Are Your Emails Anticipated & Appreciated?
This article was originally posted on Email Insider by Ryan Deutsch.
As with many of you, I have been in the marketing technology space for a little while. During that time, I have heard (and certainly spoken) my share of buzzwords. In fact, I could probably throw together 500 words on email marketing buzzwords — stay tuned for that blog post in the coming weeks! Anyway, two words I do not hear often enough in relation to email are “anticipated” and “appreciated.” There are two interesting trends occurring in the email marketing space that make these particularly relevant: the flash sale and localized marketing.
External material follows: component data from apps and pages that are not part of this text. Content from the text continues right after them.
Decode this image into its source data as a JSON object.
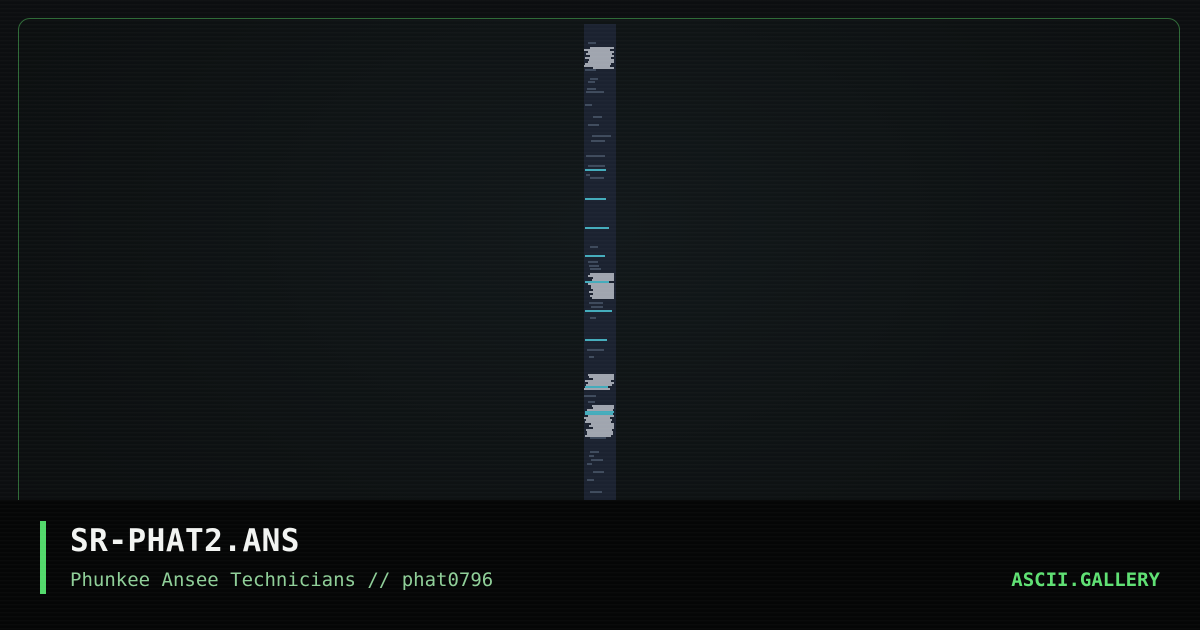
{
  "artwork": {
    "title": "SR-PHAT2.ANS",
    "credits": "Phunkee Ansee Technicians // phat0796"
  },
  "site": {
    "brand": "ASCII.GALLERY"
  },
  "colors": {
    "frame_border": "#2f6b38",
    "accent_bar": "#52d96b",
    "title_text": "#f2f4f2",
    "subtitle_text": "#8fcf98",
    "brand_text": "#5fe073",
    "background": "#0c0e10",
    "info_bar_background": "#050606",
    "art_background": "#1b2230"
  }
}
The flash sale. Online shopping sites like Hautelook, Gilt Group, Rue La La, LivingSocial and others have created hugely loyal followings based on incredible offers that are exclusive to the members of their communities. Email is a critical component of their business, essentially allowing flash sale vendors to deliver large volumes of email simultaneously to an opt-in subscription list and have their customers race to the shopping cart and check out with their items before the “deal” disappears.
Why are these programs so successful? The complete transparency between the brand and the subscriber coupled with constancy in messaging results in a base of subscribers who anticipate the marketing offer. These opt-in programs are not interruption marketing tactics; rather, they represent the ability of an email marketer to create a program that is so valuable, consumers actually anticipate its arrival.
Unfortunately, email marketers have become complacent due to their own success. Email is a highly profitable channel, yet only a fraction of recipients actually engage with daily promotional messages from brands. Marketers must take a very close look at their programs and ask themselves, “Is my subscriber anticipating today’s email communication — or is he/she simply going to ignore the message, along with so many others?”
Here are some strategies to improve the anticipation factor of your email marketing communications:
Continue reading the full post on Email Insider.